Nevus lipomatosus cutaneous superficialis (NLCS)
M 53, single soft nodule, left thigh
- Normal epidermis, mature adipose tissue in dermis, no encapsulation
Diagnosis: Nevus lipomatosus cutaneous superficialis (Dermolipoma)
Nevus lipomatosus cutaneous superficialis is a rare benign hamartoma characterized by the presence of mature adipose tissue in the dermis.
Clinically, the lesion may be classical type or solitary type. The classical type lesion consists of clusters of papules and nodules usually in the pelvic or gluteal areas occurring at birth or during childhood.
The solitary form occurs as a single dermal nodule or papule after age 20.
Microscopically, superficial and mid dermis show mature adipose tissue in between the dermal collagen. (Remember, normally there is no adipose tissue in the papillary and reticular dermis.)

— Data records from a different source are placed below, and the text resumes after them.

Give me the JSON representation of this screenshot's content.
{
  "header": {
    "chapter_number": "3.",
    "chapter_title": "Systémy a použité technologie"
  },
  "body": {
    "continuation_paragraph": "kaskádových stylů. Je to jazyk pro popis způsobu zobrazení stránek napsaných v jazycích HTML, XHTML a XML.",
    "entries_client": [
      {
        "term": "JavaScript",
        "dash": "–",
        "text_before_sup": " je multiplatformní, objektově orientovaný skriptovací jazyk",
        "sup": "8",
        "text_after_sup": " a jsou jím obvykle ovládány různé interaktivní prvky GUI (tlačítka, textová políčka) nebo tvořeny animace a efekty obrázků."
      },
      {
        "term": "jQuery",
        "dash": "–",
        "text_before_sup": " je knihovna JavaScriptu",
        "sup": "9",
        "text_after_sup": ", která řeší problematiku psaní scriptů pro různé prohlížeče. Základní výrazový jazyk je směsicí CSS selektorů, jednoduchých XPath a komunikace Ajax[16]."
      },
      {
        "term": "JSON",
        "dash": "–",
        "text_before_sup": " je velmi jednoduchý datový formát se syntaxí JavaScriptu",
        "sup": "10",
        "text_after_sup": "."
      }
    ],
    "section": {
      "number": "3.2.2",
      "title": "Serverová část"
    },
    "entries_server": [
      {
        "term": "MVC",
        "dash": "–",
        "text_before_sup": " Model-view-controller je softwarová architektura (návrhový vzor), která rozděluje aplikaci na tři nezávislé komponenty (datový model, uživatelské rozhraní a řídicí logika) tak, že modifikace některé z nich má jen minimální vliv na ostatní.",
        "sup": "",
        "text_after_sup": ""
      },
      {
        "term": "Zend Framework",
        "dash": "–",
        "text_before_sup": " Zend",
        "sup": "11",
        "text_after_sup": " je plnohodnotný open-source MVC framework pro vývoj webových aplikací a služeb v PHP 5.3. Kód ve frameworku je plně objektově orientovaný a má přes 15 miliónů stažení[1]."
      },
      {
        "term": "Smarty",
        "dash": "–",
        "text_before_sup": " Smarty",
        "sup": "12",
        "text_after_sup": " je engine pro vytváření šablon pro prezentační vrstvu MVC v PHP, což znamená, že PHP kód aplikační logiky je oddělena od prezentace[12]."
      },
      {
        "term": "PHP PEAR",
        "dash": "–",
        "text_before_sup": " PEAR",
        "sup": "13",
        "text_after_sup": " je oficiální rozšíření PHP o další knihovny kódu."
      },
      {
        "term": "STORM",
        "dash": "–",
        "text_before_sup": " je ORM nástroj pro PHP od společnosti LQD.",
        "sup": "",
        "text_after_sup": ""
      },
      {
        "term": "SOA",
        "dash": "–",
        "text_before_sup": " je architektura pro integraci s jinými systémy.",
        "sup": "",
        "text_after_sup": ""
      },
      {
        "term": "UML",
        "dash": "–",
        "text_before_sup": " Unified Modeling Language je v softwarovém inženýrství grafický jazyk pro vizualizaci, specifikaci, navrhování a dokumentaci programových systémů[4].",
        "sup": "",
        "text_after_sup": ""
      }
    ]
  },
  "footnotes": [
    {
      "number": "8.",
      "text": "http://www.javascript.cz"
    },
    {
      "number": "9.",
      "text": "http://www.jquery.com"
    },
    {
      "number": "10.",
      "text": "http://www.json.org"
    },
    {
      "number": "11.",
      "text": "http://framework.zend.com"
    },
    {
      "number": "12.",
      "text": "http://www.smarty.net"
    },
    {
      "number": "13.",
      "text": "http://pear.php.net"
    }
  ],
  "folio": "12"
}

DON’T GET CONFUSED WITH THE TERM NEVUS
Nevus (plural: nevi) is a nonspecific medical term for a visible, circumscribed, chronic lesion of the skin or mucosa. The term originates from naevus, which is Latin for “birthmark”.
Melanocytic nevus is a specific lesion composed of nevus cells of melanocytic lineage whereas nevus lipomatous cutaneous superficialis is a specific lesion of superficial skin composed of lipocytes (adipocytes or fat cells).
Another thing to remember
Normally, there is no adipocytes in the dermis, but fat cells are the predominant cells of the subcutis. That’s why you may see lipoma or angiolipoma in the subcutis, but not in the dermis.
Deba P Sarma, MD, Omaha